Thankfully, I am a very careful person. I have not fallen prey yet and hopefully I won't. But I remember that I have heard of several cases of Indie Authors being burned by Book Distributor deals. I heard of a story of a lady whose distributor went bankrupt and she lost her money.
I had looked into a few opportunities and last week, I actually got offered a deal. I was sent a contract and a lot of information about how it would all go down and let's just say it wasn't looking like what I had imagined. I'm not going to mention the name of the company but the marketing packages started from about $1,900 all the way up to $9,000. Automatically I knew I wasn't having them do any marketing for me. Unless I am sure of becoming a # 1 New York Times Bestseller, I'd never make my money back! Let us not forget I cannot afford it either!!! The first 3 or so of the packages (going up to $4,200) were all marketing efforts I have either made or am currently making by myself. It made me feel good that my effort on my laptop on a part-time basis everyday was seemingly worth so much.
Then I looked at the distribution contract itself. It went from a set up fee of about $500 to monthly admin fees and palet fees for storing my books. As a wise author advisor of mine just pointed out, it defeats the purpose of POD when I have to now pay for them to store my books. Let's not even start to talk about the kind of percentages that you stand to part with if you go this route.
They say they are affiliated with Ingram, Baker and Taylor and will get my book into the big three stores: Barnes and Noble, Borders and Booksamillion. I know of Indie authors who have done that by themselves and I am in the process of doing the same.
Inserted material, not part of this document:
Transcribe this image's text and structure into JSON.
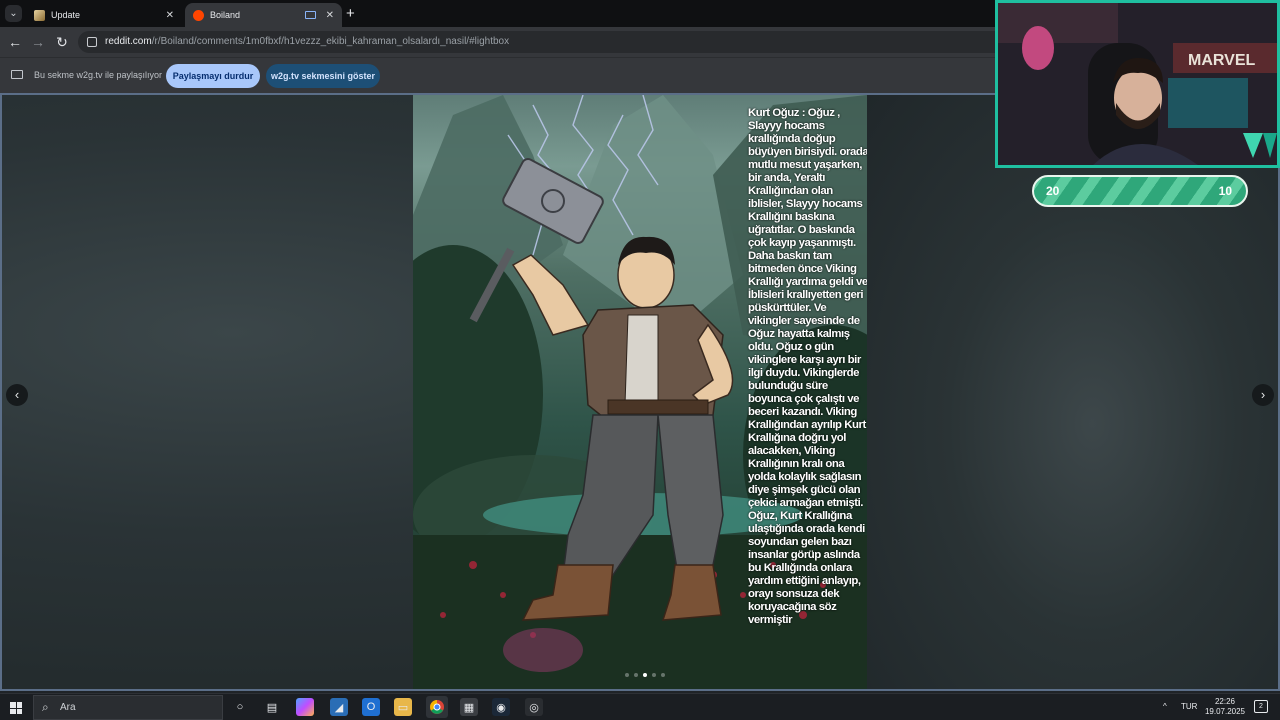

So, except for the prospect of spending less time in front of the laptop and more time with my family and in the kitchen cooking, I really do not see what they can do for me. Any distributorship they are able to pull off still depends on my marketing since their marketing packages are not affordable.
In fairness to the distributors, their services are probably worth what they charge as they have salaries to pay and overhead costs too. It just makes me feel good about myself to know that the efforts I have been making to promote my book are actually worth several thousand dollars. The real question is this: "Do I need their services however?"
I do not have all the answers yet but I seem to smell a rat! More importantly, I just need to trust myself and what I can achieve with my own efforts. All I will say is, be careful before getting into those deals. I have found one very comprehensive article about this on the net and you can click here to access Apples and Oranges: An Analysis and Comparison of Distributor Agreements by Ivan Hoffman. Please click here for Articles for Writers and Publishers which contain a long list of articles that help writers in general with legal issues as well as two more articles on issues with book distribution, also by Ivan Hoffman.
Whatever I do decide concerning Book Distribution however, I hope it's the right decision.